··· Data for review ···

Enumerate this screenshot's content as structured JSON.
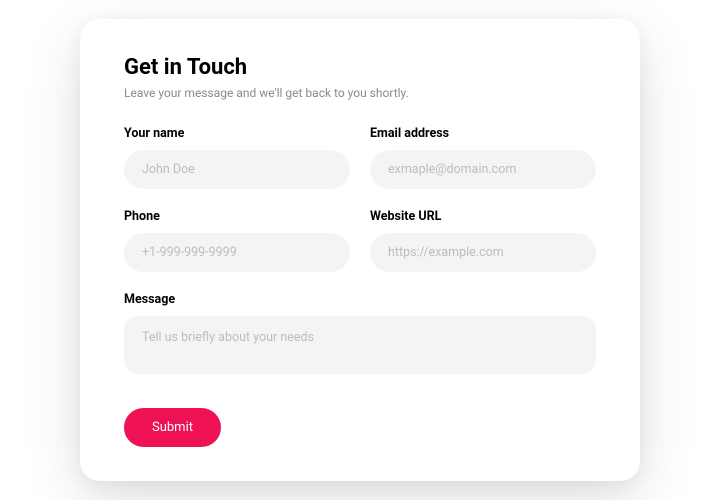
{
  "header": {
    "title": "Get in Touch",
    "subtitle": "Leave your message and we'll get back to you shortly."
  },
  "fields": {
    "name": {
      "label": "Your name",
      "placeholder": "John Doe",
      "value": ""
    },
    "email": {
      "label": "Email address",
      "placeholder": "exmaple@domain.com",
      "value": ""
    },
    "phone": {
      "label": "Phone",
      "placeholder": "+1-999-999-9999",
      "value": ""
    },
    "website": {
      "label": "Website URL",
      "placeholder": "https://example.com",
      "value": ""
    },
    "message": {
      "label": "Message",
      "placeholder": "Tell us briefly about your needs",
      "value": ""
    }
  },
  "actions": {
    "submit_label": "Submit"
  },
  "colors": {
    "accent": "#ee1153",
    "input_bg": "#f4f4f4",
    "placeholder": "#bdbdbd",
    "subtitle": "#8a8a8a"
  }
}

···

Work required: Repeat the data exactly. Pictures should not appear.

The completed task:
Enumerate this screenshot's content as structured JSON.
{
  "header": {
    "title": "Get in Touch",
    "subtitle": "Leave your message and we'll get back to you shortly."
  },
  "fields": {
    "name": {
      "label": "Your name",
      "placeholder": "John Doe",
      "value": ""
    },
    "email": {
      "label": "Email address",
      "placeholder": "exmaple@domain.com",
      "value": ""
    },
    "phone": {
      "label": "Phone",
      "placeholder": "+1-999-999-9999",
      "value": ""
    },
    "website": {
      "label": "Website URL",
      "placeholder": "https://example.com",
      "value": ""
    },
    "message": {
      "label": "Message",
      "placeholder": "Tell us briefly about your needs",
      "value": ""
    }
  },
  "actions": {
    "submit_label": "Submit"
  },
  "colors": {
    "accent": "#ee1153",
    "input_bg": "#f4f4f4",
    "placeholder": "#bdbdbd",
    "subtitle": "#8a8a8a"
  }
}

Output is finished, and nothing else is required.